“I don’t think he’s going to break. My intention is not to break him,” he said. After all, their styles are just so similar. “But I will say that everybody I’ve ever fought, they start to drown,” added Bessette. “No matter if they fully drown or not, they struggle. Everybody. Everybody I’ve ever fought starts to drown.”
“If I don’t get to drown him, it’s about taking advantage of my openings when he starts to struggling,” he continued. “But you know, he’s not a guy to quit. That’s why I wanted this fight. That’s why he wants this fight. It’s going to be a barn burner. If we both don’t leave with fifty thousand, I plan to leave with fifty thousand because of a Performance bonus on my end.”
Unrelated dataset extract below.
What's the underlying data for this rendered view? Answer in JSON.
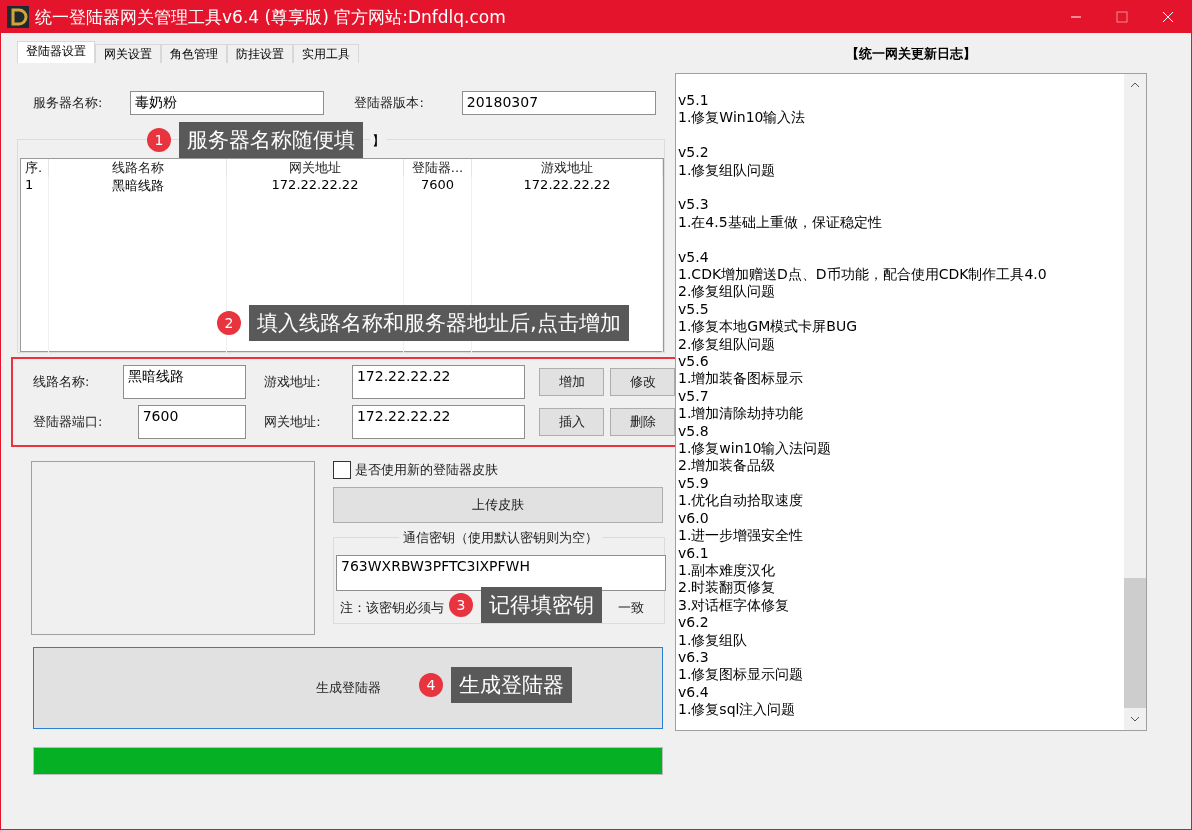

Bessette, a Hartford native, is not all about the money, however. He’s also about giving back, joining up with heavyweight Justin Wren’s Fight for the Forgotten cause. As for how that came about, “I initially saw him I think on the [Joe] Rogan podcast,” Bessette recalled. “I was like ‘wow, holy s***, this guy is unbelievable!'” The featherweight then read up on Wren, picking up The Big Pygmy’s book, and was “blown away.”
To Bessette, anybody who could have the kinds of gifts Wren does, then go on to “completely change his life around just to be selflessly helping others that he does not know,” — that simply got Bessette. “I think that’s an amazing, amazing thing,” he told us.
“Anything, any small thing that I could do,” he said, “for one it made me feel really good about helping, even if it was a little bit. But two, it’s a great cause that he’s behind. It’s an amazing, amazing cause that he’s behind. And if I can be a small part of it along the way, and help others along the way to be a small part of it, then I’m doing somebody’s work. I’m doing the right thing.”
Don’t miss Matt Bessette face off against Steven Peterson at The Ultimate Fighter 27 Finale this Friday, July 6 in Las Vegas, NV. And Bessette suggested one last piece of advice: “don’t blink!”